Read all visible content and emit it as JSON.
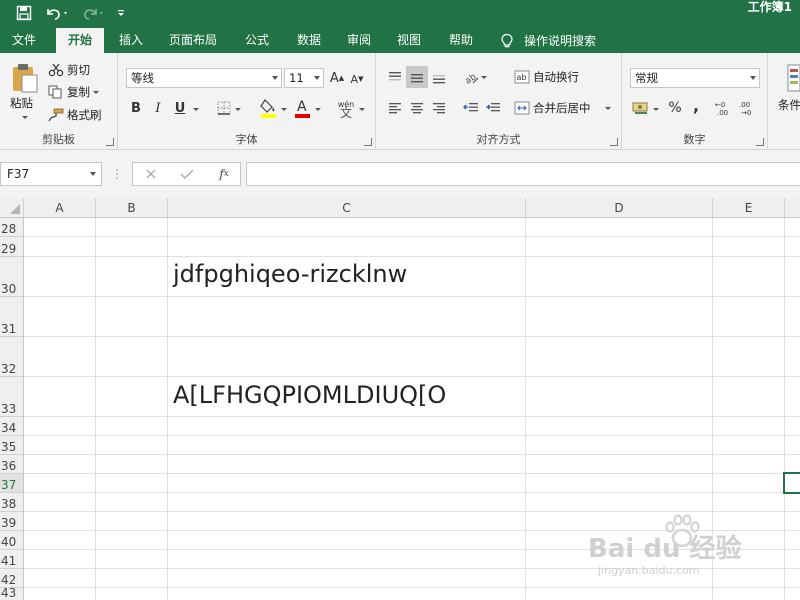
{
  "titlebar": {
    "title": "工作簿1"
  },
  "tabs": [
    {
      "label": "文件"
    },
    {
      "label": "开始"
    },
    {
      "label": "插入"
    },
    {
      "label": "页面布局"
    },
    {
      "label": "公式"
    },
    {
      "label": "数据"
    },
    {
      "label": "审阅"
    },
    {
      "label": "视图"
    },
    {
      "label": "帮助"
    }
  ],
  "tellme": {
    "label": "操作说明搜索"
  },
  "ribbon": {
    "clipboard": {
      "paste": "粘贴",
      "cut": "剪切",
      "copy": "复制",
      "format_painter": "格式刷",
      "label": "剪贴板"
    },
    "font": {
      "name": "等线",
      "size": "11",
      "bold": "B",
      "italic": "I",
      "underline": "U",
      "label": "字体"
    },
    "alignment": {
      "wrap": "自动换行",
      "merge": "合并后居中",
      "label": "对齐方式"
    },
    "number": {
      "format": "常规",
      "percent": "%",
      "comma": ",",
      "label": "数字"
    },
    "styles": {
      "conditional": "条件"
    }
  },
  "formula_bar": {
    "name_box": "F37",
    "formula": ""
  },
  "columns": [
    "A",
    "B",
    "C",
    "D",
    "E"
  ],
  "rows": [
    "28",
    "29",
    "30",
    "31",
    "32",
    "33",
    "34",
    "35",
    "36",
    "37",
    "38",
    "39",
    "40",
    "41",
    "42",
    "43"
  ],
  "cells": {
    "c30": "jdfpghiqeo-rizcklnw",
    "c33": "A[LFHGQPIOMLDIUQ[O"
  },
  "selection": {
    "row": "37"
  },
  "watermark": {
    "text": "Bai du 经验",
    "sub": "jingyan.baidu.com"
  },
  "colors": {
    "accent": "#217346"
  }
}
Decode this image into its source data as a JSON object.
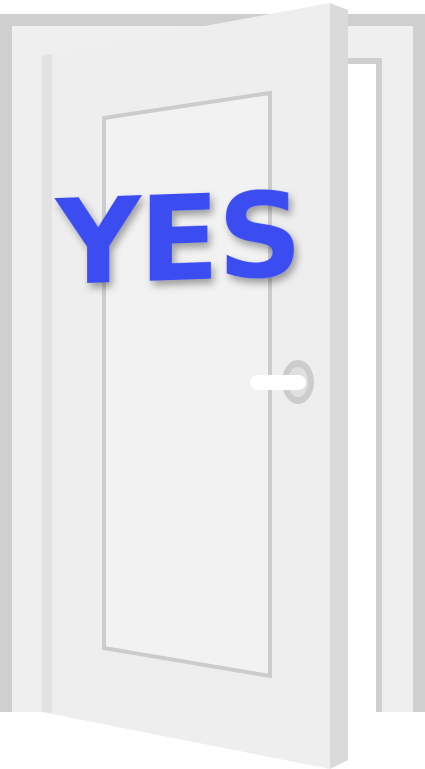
{
  "sign": {
    "text": "YES",
    "text_color": "#3a4ef0"
  },
  "colors": {
    "frame_outer": "#cfcfcf",
    "frame_inner": "#efefef",
    "door_face": "#eeeeee",
    "door_edge": "#dadada",
    "door_opening": "#ffffff",
    "panel_border": "#cccccc",
    "panel_fill": "#f2f2f2",
    "handle_rose": "#cccccc",
    "handle_lever": "#ffffff"
  },
  "icons": [
    "open-door-icon",
    "door-handle-icon"
  ]
}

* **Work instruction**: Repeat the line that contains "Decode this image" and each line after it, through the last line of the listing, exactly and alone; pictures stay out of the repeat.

* **Solution for this problem**:
Decode this image into its source data as a JSON object.
{
  "sign": {
    "text": "YES",
    "text_color": "#3a4ef0"
  },
  "colors": {
    "frame_outer": "#cfcfcf",
    "frame_inner": "#efefef",
    "door_face": "#eeeeee",
    "door_edge": "#dadada",
    "door_opening": "#ffffff",
    "panel_border": "#cccccc",
    "panel_fill": "#f2f2f2",
    "handle_rose": "#cccccc",
    "handle_lever": "#ffffff"
  },
  "icons": [
    "open-door-icon",
    "door-handle-icon"
  ]
}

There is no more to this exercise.